G. Brian Golding
Canada Research Chair in Bioinformatics
Tier 1 - 2002-07-01
Natural Sciences and Engineering
905-525-9140 ext./poste 24829
Exploration of the nature of the changes observed between molecules, between genes and between genomes.
Genomics and Bioinformatics have the potential to revolutionize the fields of health and environmental research, and have an impact in such areas as molecular medicine, infectious diseases and agriculture.
Making Sense of Genomics Data
Recent technological advances in molecular genetics provide a storm of new data on DNA sequences, gene structure, gene expression and higher order genomic structure. These data are in such quantities that they can be produced much faster than they can be analyzed by traditional techniques. Bioinformatics is a new, multi-disciplinary field combining biology, computer science and mathematics to analyze data generated by genomics and to extract knowledge from it.
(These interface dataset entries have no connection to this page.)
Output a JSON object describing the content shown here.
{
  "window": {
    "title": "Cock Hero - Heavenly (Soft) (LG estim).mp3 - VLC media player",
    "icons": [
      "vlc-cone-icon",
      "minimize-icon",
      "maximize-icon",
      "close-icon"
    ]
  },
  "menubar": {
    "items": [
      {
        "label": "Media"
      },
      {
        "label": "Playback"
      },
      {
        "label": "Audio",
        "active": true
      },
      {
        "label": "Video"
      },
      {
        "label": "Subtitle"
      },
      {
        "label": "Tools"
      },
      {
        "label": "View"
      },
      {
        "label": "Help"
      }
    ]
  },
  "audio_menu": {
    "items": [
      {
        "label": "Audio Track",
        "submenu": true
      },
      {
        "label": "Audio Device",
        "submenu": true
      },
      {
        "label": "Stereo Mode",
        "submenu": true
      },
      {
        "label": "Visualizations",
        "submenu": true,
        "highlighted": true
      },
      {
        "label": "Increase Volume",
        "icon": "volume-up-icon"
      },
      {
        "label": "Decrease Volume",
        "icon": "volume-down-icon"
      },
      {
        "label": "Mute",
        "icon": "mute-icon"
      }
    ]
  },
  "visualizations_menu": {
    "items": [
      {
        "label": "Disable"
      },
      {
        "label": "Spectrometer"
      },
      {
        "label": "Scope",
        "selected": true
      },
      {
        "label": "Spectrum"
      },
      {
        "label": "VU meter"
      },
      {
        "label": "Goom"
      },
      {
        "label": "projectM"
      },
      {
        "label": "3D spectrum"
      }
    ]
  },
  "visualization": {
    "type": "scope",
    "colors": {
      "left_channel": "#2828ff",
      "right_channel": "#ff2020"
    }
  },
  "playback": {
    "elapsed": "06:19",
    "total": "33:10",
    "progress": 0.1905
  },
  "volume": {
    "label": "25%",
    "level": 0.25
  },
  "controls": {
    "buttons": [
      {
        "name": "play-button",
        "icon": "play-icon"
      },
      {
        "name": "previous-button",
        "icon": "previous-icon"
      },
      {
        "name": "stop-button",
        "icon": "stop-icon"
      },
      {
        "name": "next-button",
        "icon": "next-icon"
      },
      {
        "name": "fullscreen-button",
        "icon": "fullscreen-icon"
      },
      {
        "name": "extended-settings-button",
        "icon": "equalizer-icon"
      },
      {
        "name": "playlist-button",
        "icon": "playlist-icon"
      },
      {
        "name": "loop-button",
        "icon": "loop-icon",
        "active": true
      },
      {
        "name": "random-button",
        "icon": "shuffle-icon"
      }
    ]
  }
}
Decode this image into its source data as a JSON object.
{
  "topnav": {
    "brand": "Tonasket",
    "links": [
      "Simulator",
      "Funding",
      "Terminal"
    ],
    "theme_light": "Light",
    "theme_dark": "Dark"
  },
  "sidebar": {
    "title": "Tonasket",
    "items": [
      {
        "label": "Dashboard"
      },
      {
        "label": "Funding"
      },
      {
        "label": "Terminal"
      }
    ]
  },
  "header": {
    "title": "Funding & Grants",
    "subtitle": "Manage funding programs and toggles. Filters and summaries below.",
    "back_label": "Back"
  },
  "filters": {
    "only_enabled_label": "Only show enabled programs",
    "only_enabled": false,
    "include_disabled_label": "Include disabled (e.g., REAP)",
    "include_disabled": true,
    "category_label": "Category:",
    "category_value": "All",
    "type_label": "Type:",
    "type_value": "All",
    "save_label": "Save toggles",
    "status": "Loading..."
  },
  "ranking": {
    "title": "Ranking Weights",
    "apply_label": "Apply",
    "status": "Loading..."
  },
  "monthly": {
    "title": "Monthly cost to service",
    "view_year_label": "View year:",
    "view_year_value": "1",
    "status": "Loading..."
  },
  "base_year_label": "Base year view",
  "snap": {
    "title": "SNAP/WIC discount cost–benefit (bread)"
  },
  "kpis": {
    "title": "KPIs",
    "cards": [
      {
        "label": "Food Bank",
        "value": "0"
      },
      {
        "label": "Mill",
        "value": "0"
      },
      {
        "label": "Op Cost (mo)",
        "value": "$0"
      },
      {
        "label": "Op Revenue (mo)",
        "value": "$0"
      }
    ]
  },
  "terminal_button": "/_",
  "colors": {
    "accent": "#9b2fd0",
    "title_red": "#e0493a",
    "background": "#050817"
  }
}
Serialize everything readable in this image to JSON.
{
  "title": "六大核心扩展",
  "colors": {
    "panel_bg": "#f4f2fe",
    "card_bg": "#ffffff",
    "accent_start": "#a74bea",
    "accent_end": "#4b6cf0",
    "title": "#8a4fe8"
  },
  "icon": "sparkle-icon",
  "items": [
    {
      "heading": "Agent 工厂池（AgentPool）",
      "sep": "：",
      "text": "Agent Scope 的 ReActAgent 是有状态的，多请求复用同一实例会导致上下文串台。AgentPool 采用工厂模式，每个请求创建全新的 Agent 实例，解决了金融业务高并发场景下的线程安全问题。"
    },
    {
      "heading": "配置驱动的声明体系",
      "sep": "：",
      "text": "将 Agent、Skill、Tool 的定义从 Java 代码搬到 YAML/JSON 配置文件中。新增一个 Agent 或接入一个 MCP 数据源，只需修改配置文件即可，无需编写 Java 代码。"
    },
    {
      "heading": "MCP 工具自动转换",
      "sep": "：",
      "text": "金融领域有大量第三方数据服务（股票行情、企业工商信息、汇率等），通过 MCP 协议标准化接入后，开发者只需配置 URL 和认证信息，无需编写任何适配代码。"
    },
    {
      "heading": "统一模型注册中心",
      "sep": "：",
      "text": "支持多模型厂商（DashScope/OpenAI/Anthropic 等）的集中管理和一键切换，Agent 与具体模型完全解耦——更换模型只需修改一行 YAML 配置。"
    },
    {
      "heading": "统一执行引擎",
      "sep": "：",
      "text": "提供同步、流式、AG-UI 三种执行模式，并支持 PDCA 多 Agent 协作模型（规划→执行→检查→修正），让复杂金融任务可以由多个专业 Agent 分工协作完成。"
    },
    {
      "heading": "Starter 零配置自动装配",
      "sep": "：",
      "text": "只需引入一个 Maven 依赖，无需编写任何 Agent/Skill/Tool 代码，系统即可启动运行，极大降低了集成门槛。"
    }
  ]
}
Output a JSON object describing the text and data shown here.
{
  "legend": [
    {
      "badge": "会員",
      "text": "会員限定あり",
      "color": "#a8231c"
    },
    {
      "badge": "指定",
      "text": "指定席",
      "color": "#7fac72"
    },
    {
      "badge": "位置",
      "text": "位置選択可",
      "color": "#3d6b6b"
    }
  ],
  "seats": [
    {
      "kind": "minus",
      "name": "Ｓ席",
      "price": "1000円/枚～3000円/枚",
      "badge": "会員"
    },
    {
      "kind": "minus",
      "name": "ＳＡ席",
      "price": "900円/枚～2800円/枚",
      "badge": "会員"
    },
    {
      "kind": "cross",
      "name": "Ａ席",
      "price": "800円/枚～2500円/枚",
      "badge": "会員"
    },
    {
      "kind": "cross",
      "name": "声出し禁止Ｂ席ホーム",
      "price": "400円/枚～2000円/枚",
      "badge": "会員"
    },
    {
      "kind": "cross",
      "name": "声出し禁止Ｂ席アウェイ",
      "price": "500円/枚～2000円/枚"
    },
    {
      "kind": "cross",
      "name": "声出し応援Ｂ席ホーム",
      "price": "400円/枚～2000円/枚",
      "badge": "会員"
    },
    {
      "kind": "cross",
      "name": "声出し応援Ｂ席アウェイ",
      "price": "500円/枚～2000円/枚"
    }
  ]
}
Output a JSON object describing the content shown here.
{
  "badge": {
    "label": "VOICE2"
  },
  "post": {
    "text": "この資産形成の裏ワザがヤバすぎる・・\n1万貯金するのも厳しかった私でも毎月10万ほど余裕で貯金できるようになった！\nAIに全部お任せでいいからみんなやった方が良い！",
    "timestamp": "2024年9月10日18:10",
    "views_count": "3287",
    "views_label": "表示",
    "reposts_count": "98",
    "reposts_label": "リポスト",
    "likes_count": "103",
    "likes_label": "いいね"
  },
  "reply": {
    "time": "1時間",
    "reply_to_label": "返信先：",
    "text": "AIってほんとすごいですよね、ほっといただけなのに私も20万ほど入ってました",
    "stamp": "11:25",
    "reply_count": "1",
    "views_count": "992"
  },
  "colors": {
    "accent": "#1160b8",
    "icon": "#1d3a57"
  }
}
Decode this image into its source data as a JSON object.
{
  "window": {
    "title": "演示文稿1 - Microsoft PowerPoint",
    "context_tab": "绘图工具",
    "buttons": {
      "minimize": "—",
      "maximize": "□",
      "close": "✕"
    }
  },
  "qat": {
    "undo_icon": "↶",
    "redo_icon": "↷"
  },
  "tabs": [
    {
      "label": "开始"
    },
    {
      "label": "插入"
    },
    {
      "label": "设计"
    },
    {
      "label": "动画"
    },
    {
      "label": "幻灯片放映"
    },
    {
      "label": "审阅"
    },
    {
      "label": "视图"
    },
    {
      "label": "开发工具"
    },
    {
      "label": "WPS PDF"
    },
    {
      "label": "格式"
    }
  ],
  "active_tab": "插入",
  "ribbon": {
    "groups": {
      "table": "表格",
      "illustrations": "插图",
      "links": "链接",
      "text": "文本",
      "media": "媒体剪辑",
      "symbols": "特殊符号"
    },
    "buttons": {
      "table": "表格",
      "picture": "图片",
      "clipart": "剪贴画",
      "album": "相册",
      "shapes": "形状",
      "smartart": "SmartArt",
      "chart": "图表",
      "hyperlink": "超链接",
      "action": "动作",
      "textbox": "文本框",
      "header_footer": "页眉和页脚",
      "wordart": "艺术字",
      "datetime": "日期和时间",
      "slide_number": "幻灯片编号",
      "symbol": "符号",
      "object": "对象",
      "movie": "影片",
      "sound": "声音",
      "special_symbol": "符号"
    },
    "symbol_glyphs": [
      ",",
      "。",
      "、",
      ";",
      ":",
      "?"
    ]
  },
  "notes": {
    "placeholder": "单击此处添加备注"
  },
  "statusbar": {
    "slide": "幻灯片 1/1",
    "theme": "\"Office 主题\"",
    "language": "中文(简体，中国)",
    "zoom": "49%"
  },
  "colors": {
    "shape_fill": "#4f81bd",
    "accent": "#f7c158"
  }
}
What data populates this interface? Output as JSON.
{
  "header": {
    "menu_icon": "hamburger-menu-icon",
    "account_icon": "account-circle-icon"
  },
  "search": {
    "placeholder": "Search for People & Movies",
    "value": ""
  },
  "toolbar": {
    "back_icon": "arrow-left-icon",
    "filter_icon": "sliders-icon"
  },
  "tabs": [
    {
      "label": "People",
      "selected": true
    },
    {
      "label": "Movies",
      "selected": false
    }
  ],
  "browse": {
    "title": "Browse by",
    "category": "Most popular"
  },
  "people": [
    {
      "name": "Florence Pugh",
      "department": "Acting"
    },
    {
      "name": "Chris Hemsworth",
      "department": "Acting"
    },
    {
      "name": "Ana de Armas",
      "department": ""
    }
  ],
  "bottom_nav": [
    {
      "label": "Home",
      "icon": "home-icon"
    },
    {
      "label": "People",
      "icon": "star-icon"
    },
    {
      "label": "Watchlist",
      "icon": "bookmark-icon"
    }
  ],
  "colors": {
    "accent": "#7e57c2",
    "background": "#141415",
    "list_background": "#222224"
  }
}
Dr. Geoffrey Brian Golding, whose work spans fields as diverse as functional proteomics and molecular evolution, is Canada Research Chair in Bioinformatics at McMaster University. The long-term objectives of his research program are to determine the patterns and mechanisms of molecular evolution and influences of the natural processes of mutation, gene transfer, and selection on sequence evolution. An understanding of these processes is central to making use of the molecular information obtained from genome studies, and to understanding the data that will become available from large-scale studies of environmental genomics.
One of Dr. Golding's four current projects involves the study of horizontal gene transfer, now recognized as a major factor of bacterial evolution, and the principle means by which antibiotic resistance genes spread. He is also making investigations into the rates and patterns of substitutions, research that is ultimately of great interest to the pharmaceutical industry. Other major projects include the study genome-wide structural properties of proteins and prokaryotic genome studies.
Bioinformatics has the potential to lead to fascinating and exciting discoveries. With the assistance of the Canada Research Chair, Dr. Golding will be instrumental in advancing this new research area, and in training much needed personnel in a field where there is currently a great shortage of expertise.